Next week, Nicos Anastasiades and Mustafa Akinci will spend five days at Mont Pèlerin hashing out some of the most politically thorny aspects of the Cyprus problem.
If things go well, then we shall be well on our way to the final phase: the multi-party conference in which the security aspects of the Cyprus problem are worked out and we reach a grand political deal.
What the leaders will not come back from the mountain with is tablets of stone, dictated by the Almighty, on how this is all going to be financed.
The UN Special Adviser, Espen Barth Eide, said at The Economist conference this week that an initial estimate had been made on the cost of property financing that was lower than expectations (he did not cite the figure); that there were plenty of foreign investors looking for a good place to invest; and that there was an agreed premise that the property solution should not burden the taxpayer.
These are positive signs. But they are not enough to secure two yes votes in a referendum.
When Greek Cypriots and Turkish Cypriots go to vote on a solution, perhaps some time next year, they will need more details about exactly how it will be financed and more concrete reassurances that it is not going to burden their pockets.
This is where the banks come in: to match the local knowledge with big finance in order to flesh out how to monetise the following. (And if you happen to structure a product in your head while reading this, do get in touch via my website).
First, the expected rise in value of ‘affected property’ in the north. This refers to Greek Cypriot titles in the north that are not reinstated, but which are currently traded at a heavy discount because they carry a legal impediment. A property settlement should lead to an immediate convergence of these prices with original Turkish Cypriot property.
Second, the expected rise in value of 58,000 hectares of affected Turkish Cypriot property in the south. Inferring from the valuation of private land in the south for tax purposes, carried out in 2013, I estimate that Turkish Cypriot property has a potential long-term value of around €25bn. However, at the moment this value cannot be realised, because the land is currently not traded at all and, in some cases, lacks basic utilities.
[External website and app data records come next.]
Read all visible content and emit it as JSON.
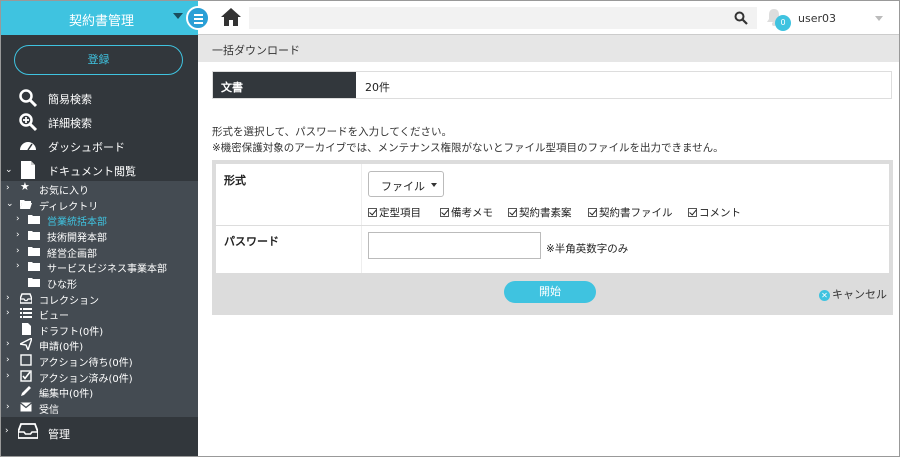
{
  "header": {
    "app_title": "契約書管理",
    "notification_count": "0",
    "username": "user03",
    "accent_color": "#3fc3e0"
  },
  "sidebar": {
    "register_label": "登録",
    "items": [
      {
        "label": "簡易検索",
        "icon": "search-icon"
      },
      {
        "label": "詳細検索",
        "icon": "zoom-plus-icon"
      },
      {
        "label": "ダッシュボード",
        "icon": "dashboard-icon"
      }
    ],
    "doc_browse_label": "ドキュメント閲覧",
    "tree": [
      {
        "label": "お気に入り",
        "icon": "star-icon"
      },
      {
        "label": "ディレクトリ",
        "icon": "folder-open-icon"
      },
      {
        "label": "営業統括本部",
        "icon": "folder-icon"
      },
      {
        "label": "技術開発本部",
        "icon": "folder-icon"
      },
      {
        "label": "経営企画部",
        "icon": "folder-icon"
      },
      {
        "label": "サービスビジネス事業本部",
        "icon": "folder-icon"
      },
      {
        "label": "ひな形",
        "icon": "folder-icon"
      },
      {
        "label": "コレクション",
        "icon": "inbox-icon"
      },
      {
        "label": "ビュー",
        "icon": "list-icon"
      },
      {
        "label": "ドラフト(0件)",
        "icon": "file-icon"
      },
      {
        "label": "申請(0件)",
        "icon": "send-icon"
      },
      {
        "label": "アクション待ち(0件)",
        "icon": "checkbox-empty-icon"
      },
      {
        "label": "アクション済み(0件)",
        "icon": "checkbox-checked-icon"
      },
      {
        "label": "編集中(0件)",
        "icon": "pencil-icon"
      },
      {
        "label": "受信",
        "icon": "mail-icon"
      }
    ],
    "admin_label": "管理"
  },
  "main": {
    "page_title": "一括ダウンロード",
    "summary_label": "文書",
    "summary_value": "20件",
    "info_line1": "形式を選択して、パスワードを入力してください。",
    "info_line2": "※機密保護対象のアーカイブでは、メンテナンス権限がないとファイル型項目のファイルを出力できません。",
    "format_label": "形式",
    "format_selected": "ファイル",
    "checkboxes": [
      "定型項目",
      "備考メモ",
      "契約書素案",
      "契約書ファイル",
      "コメント"
    ],
    "password_label": "パスワード",
    "password_value": "",
    "password_note": "※半角英数字のみ",
    "start_label": "開始",
    "cancel_label": "キャンセル"
  }
}
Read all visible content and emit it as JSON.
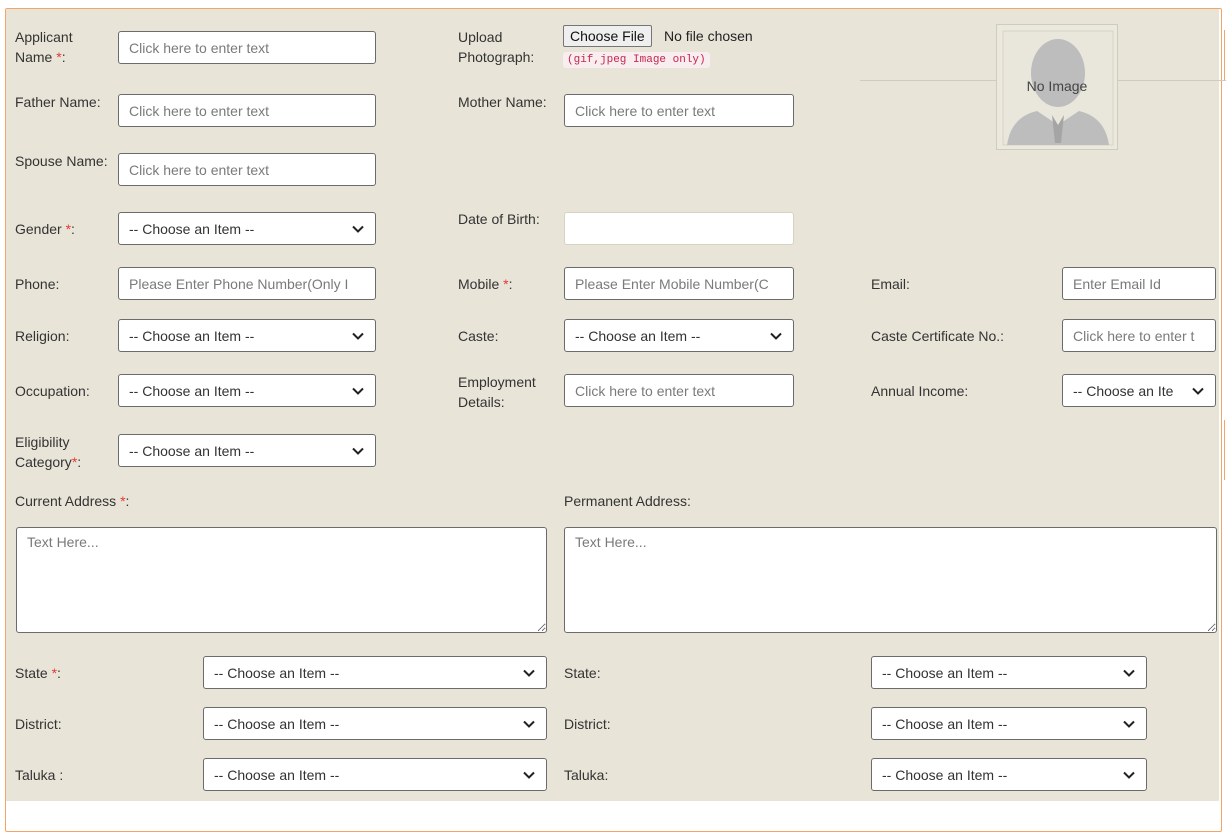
{
  "required_mark": "*",
  "applicant_name": {
    "label": "Applicant Name ",
    "suffix": ":",
    "placeholder": "Click here to enter text"
  },
  "upload_photo": {
    "label": "Upload Photograph:",
    "button": "Choose File",
    "status": "No file chosen",
    "hint": "(gif,jpeg Image only)"
  },
  "photo_preview": {
    "text": "No Image"
  },
  "father_name": {
    "label": "Father Name:",
    "placeholder": "Click here to enter text"
  },
  "mother_name": {
    "label": "Mother Name:",
    "placeholder": "Click here to enter text"
  },
  "spouse_name": {
    "label": "Spouse Name:",
    "placeholder": "Click here to enter text"
  },
  "gender": {
    "label": "Gender ",
    "suffix": ":",
    "value": "-- Choose an Item --"
  },
  "dob": {
    "label": "Date of Birth:",
    "value": ""
  },
  "phone": {
    "label": "Phone:",
    "placeholder": "Please Enter Phone Number(Only I"
  },
  "mobile": {
    "label": "Mobile ",
    "suffix": ":",
    "placeholder": "Please Enter Mobile Number(C"
  },
  "email": {
    "label": "Email:",
    "placeholder": "Enter Email Id"
  },
  "religion": {
    "label": "Religion:",
    "value": "-- Choose an Item --"
  },
  "caste": {
    "label": "Caste:",
    "value": "-- Choose an Item --"
  },
  "caste_cert": {
    "label": "Caste Certificate No.:",
    "placeholder": "Click here to enter t"
  },
  "occupation": {
    "label": "Occupation:",
    "value": "-- Choose an Item --"
  },
  "employment": {
    "label": "Employment Details:",
    "placeholder": "Click here to enter text"
  },
  "annual_income": {
    "label": "Annual Income:",
    "value": "-- Choose an Ite"
  },
  "eligibility": {
    "label": "Eligibility Category",
    "suffix": ":",
    "value": "-- Choose an Item --"
  },
  "current_address": {
    "label": "Current Address ",
    "suffix": ":",
    "placeholder": "Text Here..."
  },
  "permanent_address": {
    "label": "Permanent Address:",
    "placeholder": "Text Here..."
  },
  "current": {
    "state": {
      "label": "State ",
      "suffix": ":",
      "value": "-- Choose an Item --"
    },
    "district": {
      "label": "District:",
      "value": "-- Choose an Item --"
    },
    "taluka": {
      "label": "Taluka :",
      "value": "-- Choose an Item --"
    }
  },
  "permanent": {
    "state": {
      "label": "State:",
      "value": "-- Choose an Item --"
    },
    "district": {
      "label": "District:",
      "value": "-- Choose an Item --"
    },
    "taluka": {
      "label": "Taluka:",
      "value": "-- Choose an Item --"
    }
  },
  "colors": {
    "required": "#e53935",
    "form_bg": "#e8e4d8",
    "frame_border": "#f2a566",
    "hint_text": "#c7254e"
  }
}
Third, the vast potential of the uninhabited district of Varosha, especially if it is redeveloped in a smart way (declaration of interest: I am part of the Famagusta Ecocity project, with a vision to turn the whole of Famagusta into the most liveable city on the island).
Fourth, credit guarantees and any other financial support that comes from the international community.
Finance a pre-condition for solution
It will be a great deal easier for the two leaders to find a deal on property if the banks have helped devise financing solutions.
Indeed, I would go one step further. The question, ‘How much compensation can we afford?’ is a key political consideration in working out the balance between compensation and restitution. Answering that question is therefore a necessary pre-condition for the leaders to take the final leap. That means it has to happen now.
At the Economist conference on Tuesday, Eide also spoke about the loneliness at the top. The leaders are going into this final stretch with a lot of people trying to stop them at every turn. They need every ounce of support they can get, from every section of society.
The banks have a lot to gain from a Cyprus settlement. But these opportunities will not be realised if they do not help make it happen. It is time the banks stepped up and did their bit to end the Cyprus problem.